## Exercise prompt
Print each entry as it appears. Images stay out of the copy.

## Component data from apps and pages
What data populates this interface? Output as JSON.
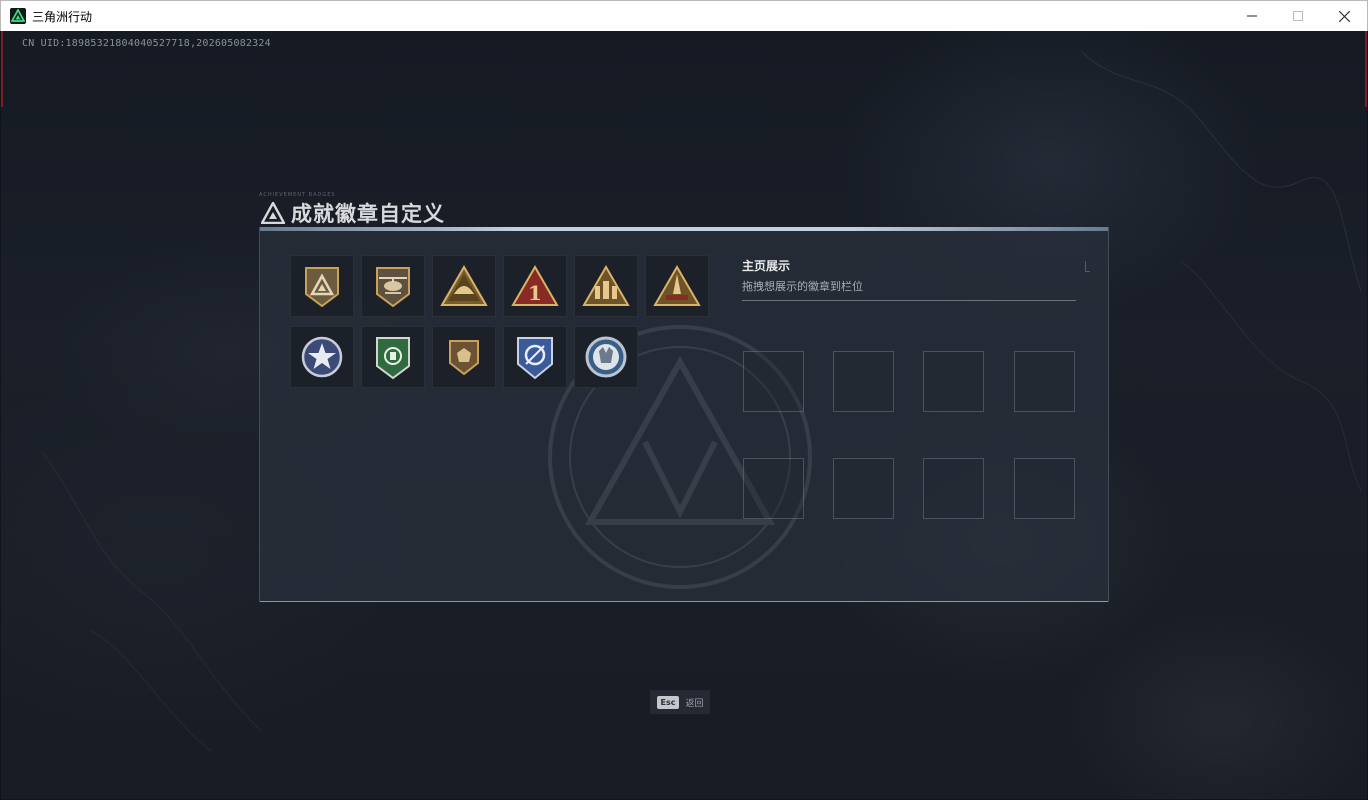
{
  "window": {
    "title": "三角洲行动",
    "controls": [
      "minimize",
      "maximize",
      "close"
    ]
  },
  "uid_text": "CN UID:1898532180404052771​8,202605082324",
  "page": {
    "title": "成就徽章自定义",
    "caption": "ACHIEVEMENT BADGES"
  },
  "badges": [
    {
      "name": "delta-triangle-badge",
      "shape": "shield-bronze"
    },
    {
      "name": "helicopter-badge",
      "shape": "shield-bronze"
    },
    {
      "name": "dome-triangle-badge",
      "shape": "triangle-gold"
    },
    {
      "name": "number-one-triangle-badge",
      "shape": "triangle-red"
    },
    {
      "name": "squad-triangle-badge",
      "shape": "triangle-gold"
    },
    {
      "name": "rocket-triangle-badge",
      "shape": "triangle-gold"
    },
    {
      "name": "star-circle-badge",
      "shape": "circle-silver"
    },
    {
      "name": "green-shield-badge",
      "shape": "shield-green"
    },
    {
      "name": "lion-shield-badge",
      "shape": "shield-bronze-small"
    },
    {
      "name": "blue-shield-badge",
      "shape": "shield-blue"
    },
    {
      "name": "wolf-circle-badge",
      "shape": "circle-blue"
    }
  ],
  "showcase": {
    "title": "主页展示",
    "subtitle": "拖拽想展示的徽章到栏位",
    "slot_count": 8
  },
  "footer": {
    "key": "Esc",
    "label": "返回"
  },
  "colors": {
    "accent_gold": "#c9a25a",
    "accent_red": "#8a2a24",
    "accent_green": "#2f6b3f",
    "panel_bg": "#2a303c"
  }
}
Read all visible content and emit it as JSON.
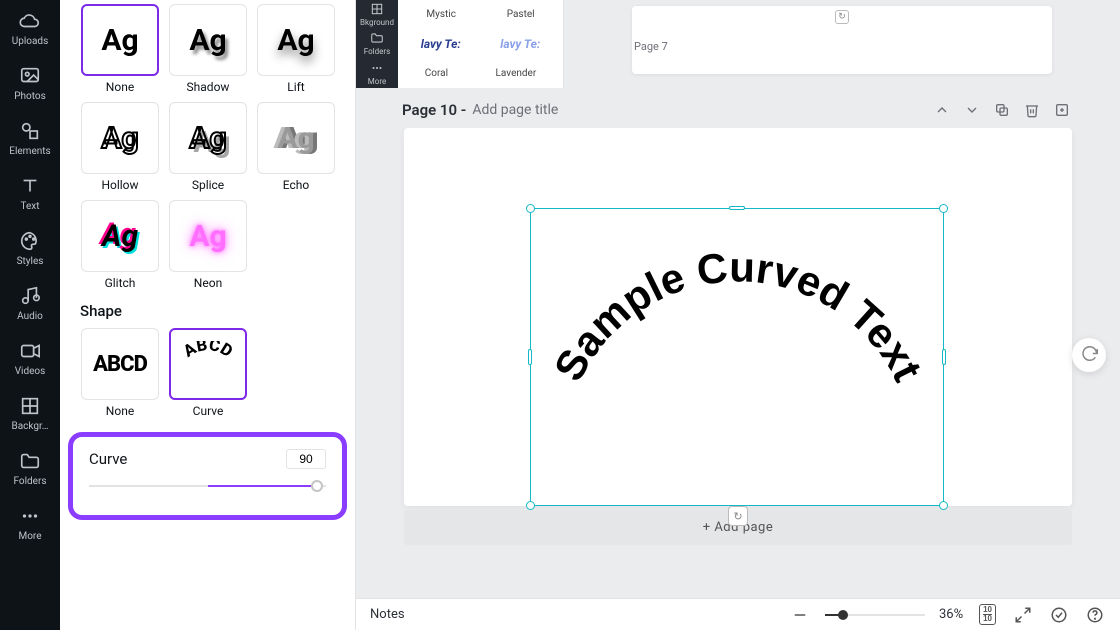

## Exercise response
What data populates this interface? Output as JSON.
{
  "window": {
    "title": "三角洲行动",
    "controls": [
      "minimize",
      "maximize",
      "close"
    ]
  },
  "uid_text": "CN UID:1898532180404052771​8,202605082324",
  "page": {
    "title": "成就徽章自定义",
    "caption": "ACHIEVEMENT BADGES"
  },
  "badges": [
    {
      "name": "delta-triangle-badge",
      "shape": "shield-bronze"
    },
    {
      "name": "helicopter-badge",
      "shape": "shield-bronze"
    },
    {
      "name": "dome-triangle-badge",
      "shape": "triangle-gold"
    },
    {
      "name": "number-one-triangle-badge",
      "shape": "triangle-red"
    },
    {
      "name": "squad-triangle-badge",
      "shape": "triangle-gold"
    },
    {
      "name": "rocket-triangle-badge",
      "shape": "triangle-gold"
    },
    {
      "name": "star-circle-badge",
      "shape": "circle-silver"
    },
    {
      "name": "green-shield-badge",
      "shape": "shield-green"
    },
    {
      "name": "lion-shield-badge",
      "shape": "shield-bronze-small"
    },
    {
      "name": "blue-shield-badge",
      "shape": "shield-blue"
    },
    {
      "name": "wolf-circle-badge",
      "shape": "circle-blue"
    }
  ],
  "showcase": {
    "title": "主页展示",
    "subtitle": "拖拽想展示的徽章到栏位",
    "slot_count": 8
  },
  "footer": {
    "key": "Esc",
    "label": "返回"
  },
  "colors": {
    "accent_gold": "#c9a25a",
    "accent_red": "#8a2a24",
    "accent_green": "#2f6b3f",
    "panel_bg": "#2a303c"
  }
}
Read all visible content and emit it as JSON.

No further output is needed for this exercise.